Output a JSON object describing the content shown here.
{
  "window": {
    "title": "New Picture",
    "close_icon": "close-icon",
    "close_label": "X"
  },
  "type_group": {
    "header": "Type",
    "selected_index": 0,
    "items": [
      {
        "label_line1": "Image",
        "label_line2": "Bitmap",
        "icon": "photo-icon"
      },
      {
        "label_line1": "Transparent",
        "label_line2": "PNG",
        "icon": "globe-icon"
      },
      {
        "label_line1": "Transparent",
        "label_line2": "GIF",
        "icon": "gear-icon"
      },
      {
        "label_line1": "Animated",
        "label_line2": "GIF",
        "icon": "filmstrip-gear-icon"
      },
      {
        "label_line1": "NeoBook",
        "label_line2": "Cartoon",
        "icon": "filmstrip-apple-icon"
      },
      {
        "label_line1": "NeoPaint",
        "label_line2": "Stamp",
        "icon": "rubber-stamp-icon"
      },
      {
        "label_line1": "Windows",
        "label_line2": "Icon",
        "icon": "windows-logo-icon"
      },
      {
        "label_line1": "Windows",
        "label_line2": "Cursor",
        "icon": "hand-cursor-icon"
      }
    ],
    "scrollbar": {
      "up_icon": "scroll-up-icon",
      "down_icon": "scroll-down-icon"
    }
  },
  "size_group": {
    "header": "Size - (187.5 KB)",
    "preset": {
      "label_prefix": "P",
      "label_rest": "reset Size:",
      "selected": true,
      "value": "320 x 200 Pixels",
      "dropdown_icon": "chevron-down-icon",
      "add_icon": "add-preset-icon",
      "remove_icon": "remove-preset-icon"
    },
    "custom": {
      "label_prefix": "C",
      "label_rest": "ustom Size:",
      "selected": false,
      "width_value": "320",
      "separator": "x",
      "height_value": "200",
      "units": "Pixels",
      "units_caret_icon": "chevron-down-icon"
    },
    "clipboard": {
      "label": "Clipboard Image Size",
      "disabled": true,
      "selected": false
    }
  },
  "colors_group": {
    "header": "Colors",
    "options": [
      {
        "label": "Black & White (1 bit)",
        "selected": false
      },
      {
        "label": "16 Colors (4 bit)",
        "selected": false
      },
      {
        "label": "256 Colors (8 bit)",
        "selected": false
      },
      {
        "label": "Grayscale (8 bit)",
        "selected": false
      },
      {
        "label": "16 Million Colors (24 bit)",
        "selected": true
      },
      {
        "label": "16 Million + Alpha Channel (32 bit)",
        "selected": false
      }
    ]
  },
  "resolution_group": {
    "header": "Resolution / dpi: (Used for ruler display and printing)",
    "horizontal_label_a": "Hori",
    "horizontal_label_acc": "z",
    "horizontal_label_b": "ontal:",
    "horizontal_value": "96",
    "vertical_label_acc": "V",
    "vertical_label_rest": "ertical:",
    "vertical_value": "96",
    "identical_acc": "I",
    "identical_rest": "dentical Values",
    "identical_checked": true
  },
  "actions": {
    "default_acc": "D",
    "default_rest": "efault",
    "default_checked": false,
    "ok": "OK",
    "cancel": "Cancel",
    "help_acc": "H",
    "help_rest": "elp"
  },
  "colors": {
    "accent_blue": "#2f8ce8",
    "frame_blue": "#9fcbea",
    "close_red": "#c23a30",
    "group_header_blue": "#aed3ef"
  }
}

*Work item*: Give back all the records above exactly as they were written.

*Your response*:
Output a JSON object describing the content shown here.
{
  "window": {
    "title": "New Picture",
    "close_icon": "close-icon",
    "close_label": "X"
  },
  "type_group": {
    "header": "Type",
    "selected_index": 0,
    "items": [
      {
        "label_line1": "Image",
        "label_line2": "Bitmap",
        "icon": "photo-icon"
      },
      {
        "label_line1": "Transparent",
        "label_line2": "PNG",
        "icon": "globe-icon"
      },
      {
        "label_line1": "Transparent",
        "label_line2": "GIF",
        "icon": "gear-icon"
      },
      {
        "label_line1": "Animated",
        "label_line2": "GIF",
        "icon": "filmstrip-gear-icon"
      },
      {
        "label_line1": "NeoBook",
        "label_line2": "Cartoon",
        "icon": "filmstrip-apple-icon"
      },
      {
        "label_line1": "NeoPaint",
        "label_line2": "Stamp",
        "icon": "rubber-stamp-icon"
      },
      {
        "label_line1": "Windows",
        "label_line2": "Icon",
        "icon": "windows-logo-icon"
      },
      {
        "label_line1": "Windows",
        "label_line2": "Cursor",
        "icon": "hand-cursor-icon"
      }
    ],
    "scrollbar": {
      "up_icon": "scroll-up-icon",
      "down_icon": "scroll-down-icon"
    }
  },
  "size_group": {
    "header": "Size - (187.5 KB)",
    "preset": {
      "label_prefix": "P",
      "label_rest": "reset Size:",
      "selected": true,
      "value": "320 x 200 Pixels",
      "dropdown_icon": "chevron-down-icon",
      "add_icon": "add-preset-icon",
      "remove_icon": "remove-preset-icon"
    },
    "custom": {
      "label_prefix": "C",
      "label_rest": "ustom Size:",
      "selected": false,
      "width_value": "320",
      "separator": "x",
      "height_value": "200",
      "units": "Pixels",
      "units_caret_icon": "chevron-down-icon"
    },
    "clipboard": {
      "label": "Clipboard Image Size",
      "disabled": true,
      "selected": false
    }
  },
  "colors_group": {
    "header": "Colors",
    "options": [
      {
        "label": "Black & White (1 bit)",
        "selected": false
      },
      {
        "label": "16 Colors (4 bit)",
        "selected": false
      },
      {
        "label": "256 Colors (8 bit)",
        "selected": false
      },
      {
        "label": "Grayscale (8 bit)",
        "selected": false
      },
      {
        "label": "16 Million Colors (24 bit)",
        "selected": true
      },
      {
        "label": "16 Million + Alpha Channel (32 bit)",
        "selected": false
      }
    ]
  },
  "resolution_group": {
    "header": "Resolution / dpi: (Used for ruler display and printing)",
    "horizontal_label_a": "Hori",
    "horizontal_label_acc": "z",
    "horizontal_label_b": "ontal:",
    "horizontal_value": "96",
    "vertical_label_acc": "V",
    "vertical_label_rest": "ertical:",
    "vertical_value": "96",
    "identical_acc": "I",
    "identical_rest": "dentical Values",
    "identical_checked": true
  },
  "actions": {
    "default_acc": "D",
    "default_rest": "efault",
    "default_checked": false,
    "ok": "OK",
    "cancel": "Cancel",
    "help_acc": "H",
    "help_rest": "elp"
  },
  "colors": {
    "accent_blue": "#2f8ce8",
    "frame_blue": "#9fcbea",
    "close_red": "#c23a30",
    "group_header_blue": "#aed3ef"
  }
}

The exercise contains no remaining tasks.